Rebecca Gonner, Managing Editor, Signing Off
By: Rebecca Gonner
Time has this annoying habit of constantly moving forward; and though it technically does so at a constant pace, I find the experience of it to be anything but constant. I’m finally finishing my four years at Western and I have no idea how time managed to push me through them so quickly. It feels like just the other day I talked to Dr. Allison after getting my first paper handed back in ENG 201, and she explained to me that it’s okay to have multiple paragraphs dedicated to one concept. I’d handed in a four page paper with multiple page-long paragraphs, high school having taught me to keep each point to one paragraph. I was stunned to hear that this was, in fact, not the case at all.
Now in my final semester with my Bachelors of Arts in English within reach, I like to think I’m no longer that doe-eyed freshman. I’ve learned some things in my time here. Things like there’s no escape from Simpkins 14, so don’t even try. And you never get used to the bathroom stalls. I can effectively present an argument, analyzing literature is practically second nature, and I’ve started to find my voice in my personal writing.
My time at Western has been nothing short of amazing.
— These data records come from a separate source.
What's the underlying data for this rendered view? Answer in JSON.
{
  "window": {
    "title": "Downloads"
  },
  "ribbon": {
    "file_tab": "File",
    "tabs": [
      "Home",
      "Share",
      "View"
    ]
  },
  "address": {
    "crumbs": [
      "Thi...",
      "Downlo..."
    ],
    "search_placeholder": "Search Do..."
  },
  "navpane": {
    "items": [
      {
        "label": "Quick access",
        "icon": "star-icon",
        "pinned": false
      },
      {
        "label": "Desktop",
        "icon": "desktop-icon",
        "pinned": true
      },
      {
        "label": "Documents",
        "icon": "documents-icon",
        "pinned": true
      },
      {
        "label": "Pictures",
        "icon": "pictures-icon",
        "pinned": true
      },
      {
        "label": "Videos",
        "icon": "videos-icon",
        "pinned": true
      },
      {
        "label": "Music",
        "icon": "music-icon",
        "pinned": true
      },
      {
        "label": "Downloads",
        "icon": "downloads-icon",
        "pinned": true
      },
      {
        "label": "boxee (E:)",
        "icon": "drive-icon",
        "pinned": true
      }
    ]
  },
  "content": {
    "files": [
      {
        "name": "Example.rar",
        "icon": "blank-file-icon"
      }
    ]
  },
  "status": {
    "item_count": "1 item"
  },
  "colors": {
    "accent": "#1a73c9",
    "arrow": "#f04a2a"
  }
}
I’ve received opportunities I know couldn’t have happened at other universities, and I have close relationships with my professors. Working for the Writing Center was such a blessing, I couldn’t have asked for better coworkers or a more supportive environment. I learned so much in my time helping students as a consultant, and I know my own writing practices benefited from the experience.
What I believe impacted me the most in my time at Western is the three years I’ve worked to define, grow, and promote The Mirror & the Lamp. I’ve grown from a sophomore, reluctantly accepting a position of authority I wasn’t sure I was prepared for or deserved, to a senior who feels The Mirror & the Lamp is as much a part of my identity as my major. I was by no means the perfect manager. There are things I know I should’ve handled better. I learned and grew right along with the publication, which was only created the semester before it was handed into my questionably capable hands.
Thankfully, I haven’t had to do it all by myself. I’ve had wonderful staff members supporting me each year and our advising professor Dr. Banash has always been there for any question, comment, or complaint I had.
If I had to share advice for those of you who stay behind from what I’ve learned in my time as a college student, it would be this: take risks and know it’s ok to be in a little over your head. College is a time for learning and growth, and that’s exactly what happens when you take on challenges you don’t feel prepared for. Your professors and peers are here to support you, so take that leadership position, sign up to present at a conference, volunteer to coordinate an event. Should you happen to fail at something or find yourself struggling, then reach out. I promise hands will be waiting to pull you back and lift you up.